Contributors to this thread:
I have a massive oak tree the wind blew down. I would like to cut it up into firewood this summer. Will that risk bringing Oak Wilt to my property? I live in northern Marathon County
GJG: If the oak you’re chopping up was dead and had oak wilt it certainly becomes a risk. Oak wilt basically can be spread through roots or through the tree itself, as a fungus. Tree-tree itself is completed through a beetle that feeds on sap, which carries the fungi spores to new trees. The overall health of the oak that had fallen is the variable. I always error on the side of caution unless the tree is in a location where it has to be cut and moved.
You can't spread oak wilt by cutting a tree that is already down. If that tree is already infected the root grafts have already spread to adjacent trees. The only other way to infect other trees would be by damaging them.
GJG, the way I look at it, those darn beetles are something I don’t want attracted to my properties en mass.
You will hear all kinds of opinions, just like when CWD is involved. I always take the most conservative approach, and me, I would wait until July 4th or later before cutting/splitting so not to attract beetles that may have fungus on their toes.
Oak Wilt is awful. I take all recommendations seriously and add a safety factor to protect my healthy veneer trees.
Be cautious, oak wilt sucks and can change your landscape/ecosystem in a hurry. We only cut oaks November-April. Btw I am no expert but have dealt with oak wilt and I hate it.
If an oak gets infected with oak wilt is it a fast or slow death? I have a nice big oak on each side of my house. One is looking good, the other one had been slowly going downhill for about 4 years now. Fewer leafs, smaller leafs, the leafs that are left seem to hang on longer after going brown in the fall. I have other huge oaks in the yard farther from the house, so far they look good.

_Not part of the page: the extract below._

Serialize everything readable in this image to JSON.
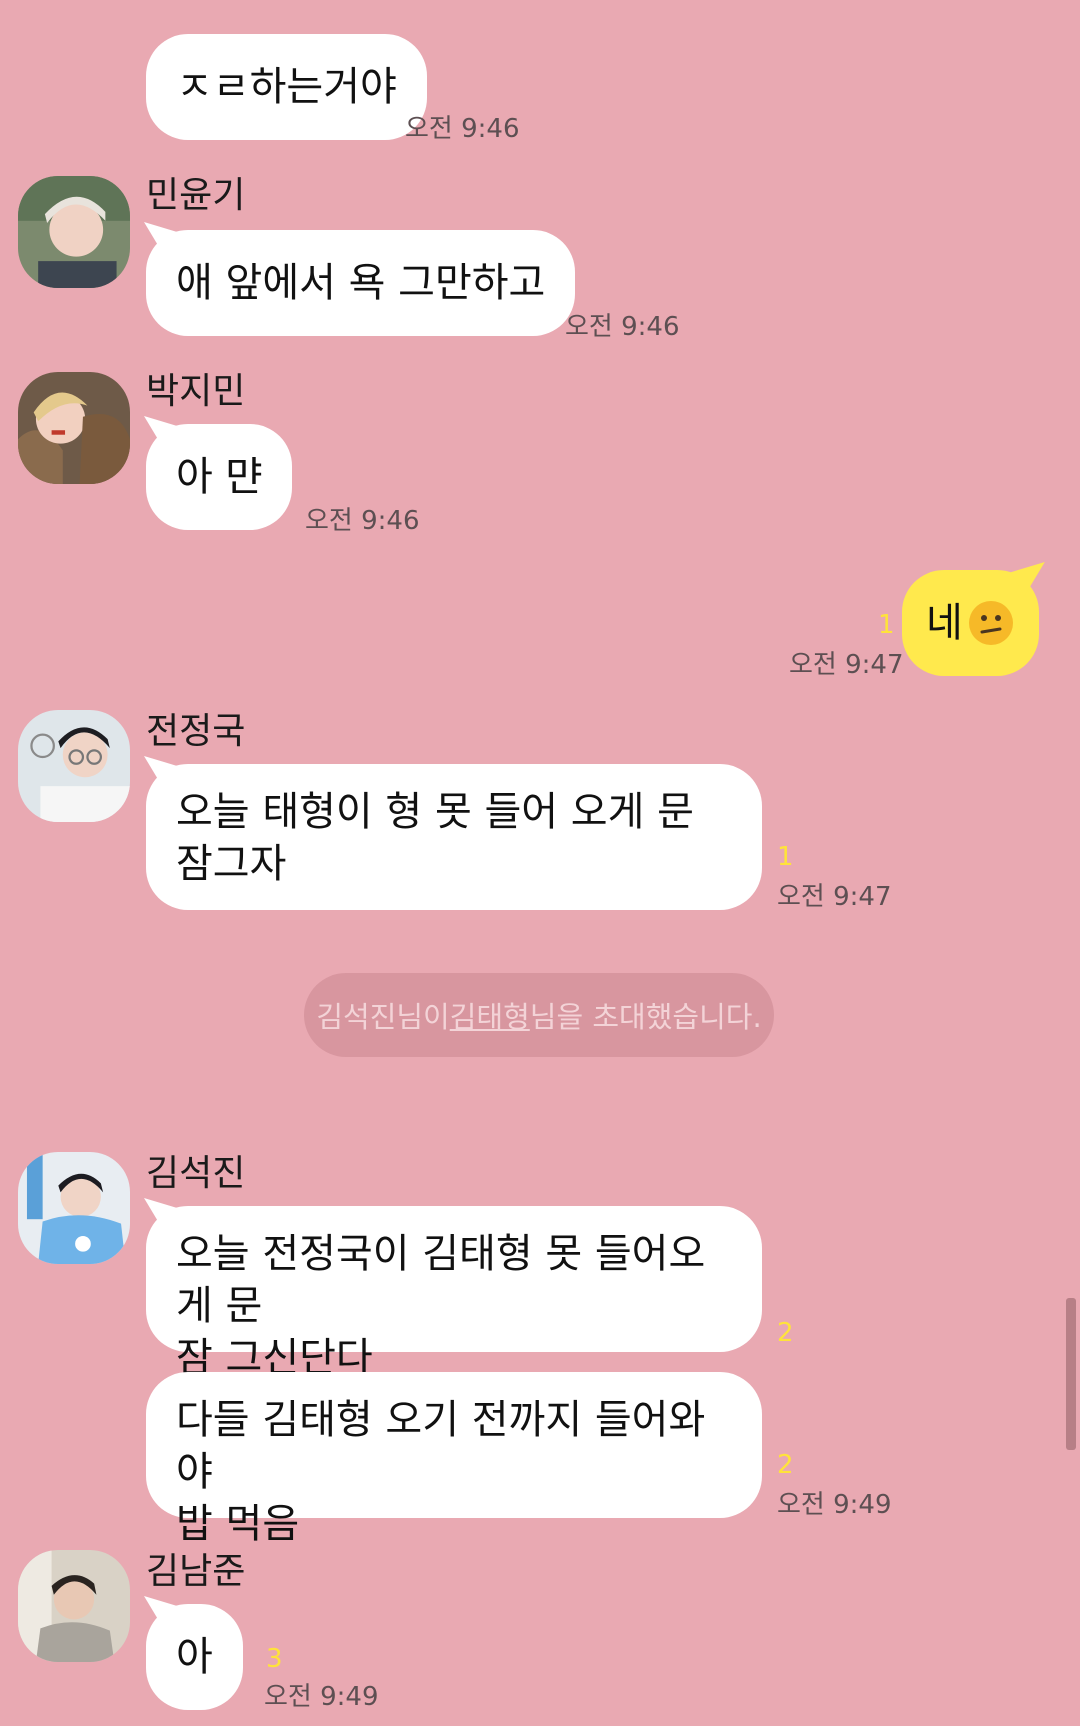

Jeff in MN, the answer is...it depends. A lot of variables. It is alway good to have solitary oaks, or ones that have root structures separate.
Many confuse decline of oaks (and other trees) with a disease. A decline in an established tree can happen for several reasons. Case in point, look at the trees across the road from the place that sells kittens for $20 (or strawberries in season). That woodlot has been decimated simply by cows compacting the soil. Huge oaks now dying, bark eaten and rubbed off for an f’in feedlot. Sorry, I digress.
So, pay attention to any root disturbances, either heavy equipment or cows running around the house.
As much as we try to protect our oaks, all it can take is a windstorm to open a wound for a beetle to walk.
You have seen how when I planted trees, I separate rows of oak with other tree species so if Oak wilt did start, the root zones are separate from adjacent rows of oaks.
In the end, keep a watchful eye and don’t move wood off or onto the property. I once offered my neighbor free propane if he would quit bringing oak home to burn. He was getting free oak from coworkers and it was taken from an OW hot zone. Fortunately, they moved away not long after my offer.
What is the period when you are not supposed to do any pruning?
Again, this depends. Avoid larger branches late winter.
The guidance, notice GUIDANCE, says you may be ok after July 4th. Do not springtime prune oaks from April to July 4th.
This is where I am conservative. I won’t prune oaks outside of complete dormancy. For me, that is November 15 to March 1. I only prune over winter to avoid ANY chance of s weeping wound.
Others will disagree, but the old adage is true, “better safe than sorry”!
My particular oak was just old. I bet it is 48" in diameter. It was obviously here before the rest of the woods began from its limb structure (limbs began 3' from the ground like a bush).
That is cool, a wolf tree. Count back the rings and see what you end up with. You may need a magnifying glass and push pins.